As a CS major trying (struggling) to get through the physics requirements, Rombes was an amazing professor. I tend to forget old physics material from 1A and 1B, but he often reviewed the necessary material before diving into new 1C content, which made it much easier to follow along in lecture.
His HW are "problem sets" of maybe one or two problems that he writes himself, and around 4 problems from the book. Some of the problems were pretty challenging (the three dot problems in the book), but for the most part they were...doable. It was more of getting burnt out in the continuous HW cycle because of summer session constraints, but I think in regular quarters it might be less stressful.
The midterm and final (cumulative, emphasis on second half) were both 24-hr, open note, open internet, exams. It honestly depends on how much time/effort you spend on it, because I think they were fairly made and definitely not made to be impossible.

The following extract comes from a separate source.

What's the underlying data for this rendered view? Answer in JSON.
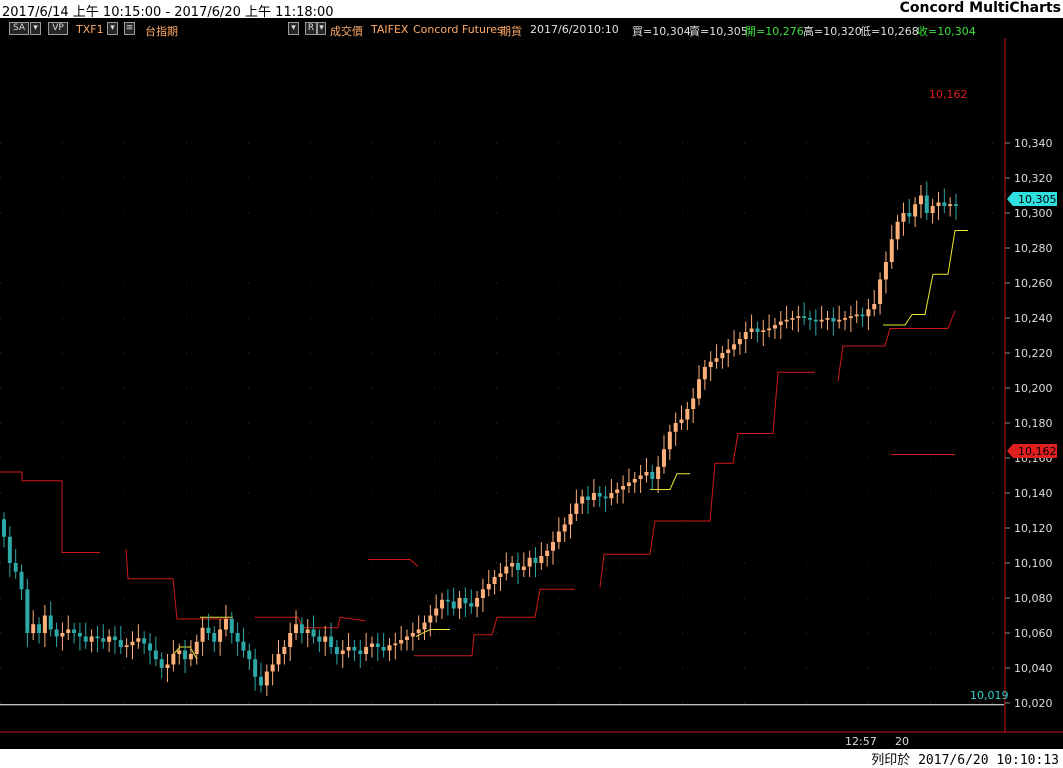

Overall, I really enjoyed 1C with Professor Rombes!! He's a very clear lecturer, and he was very accessible either through office hours or through campuswire to ask further questions.
Loved the professor. He was very good at explaining all the concepts, even when they were difficult to grasp. Tests were decently tough, but he gave us 24 hours for them, so it was totally okay, and felt very fair to all the students in the class. The only reason I feel like I didn't get an A was because my effort wasn't quite where it needed to be during the summer. I feel confident that anyone taking this class with Rombes who puts in the time and effort can achieve an A, as tests are overall very fair and he definitely teaches all the things he tests on. Overall, great class, would definitely take another class with this professor.
I took both 1B and 1C with Rombes and had a good experience overall, so this is more like a review for both classes, since they are similar in structure and difficulty. The lectures are clear and helpful, and Rombes does his best to make sure that we have our questions answered. The class campuswire is always active, so it is definitely helpful to check that whenever questions come up. It is very likely that someone else has already asked about the same thing and has received answers for that either from the professor or classmates.
The reason that the campuswire is active, however, is that that neither this class nor the 1B class is easy. The weekly assignments and discussion worksheets will take some, but it is completion-based and you will get full points as long as you complete all questions. The tests, however, are very hard. They are open notes, open book, open internet, and have a 24-hr period to work on, but you will not find direct answers from anywhere. I spent incredibly long hours in tests for both his 1B and 1C classes. You will have to conceptually understand the materials to answer his test questions. They are ultimately doable, but only if you work hard to follow with the materials.
Overall, I left the class maybe not with all the formulas in my memory, but definitely with a better understanding of how to do physics. Not the easiest class, but would recommend to anyone who needs the 1-series